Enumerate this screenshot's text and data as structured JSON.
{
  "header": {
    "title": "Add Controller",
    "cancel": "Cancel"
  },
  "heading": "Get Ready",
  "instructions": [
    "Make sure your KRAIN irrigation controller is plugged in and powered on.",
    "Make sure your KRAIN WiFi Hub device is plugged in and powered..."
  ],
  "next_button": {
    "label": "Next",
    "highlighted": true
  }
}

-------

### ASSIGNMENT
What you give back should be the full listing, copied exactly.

### TASK SOLUTION
Enumerate this screenshot's text and data as structured JSON.
{
  "header": {
    "title": "Add Controller",
    "cancel": "Cancel"
  },
  "heading": "Get Ready",
  "instructions": [
    "Make sure your KRAIN irrigation controller is plugged in and powered on.",
    "Make sure your KRAIN WiFi Hub device is plugged in and powered..."
  ],
  "next_button": {
    "label": "Next",
    "highlighted": true
  }
}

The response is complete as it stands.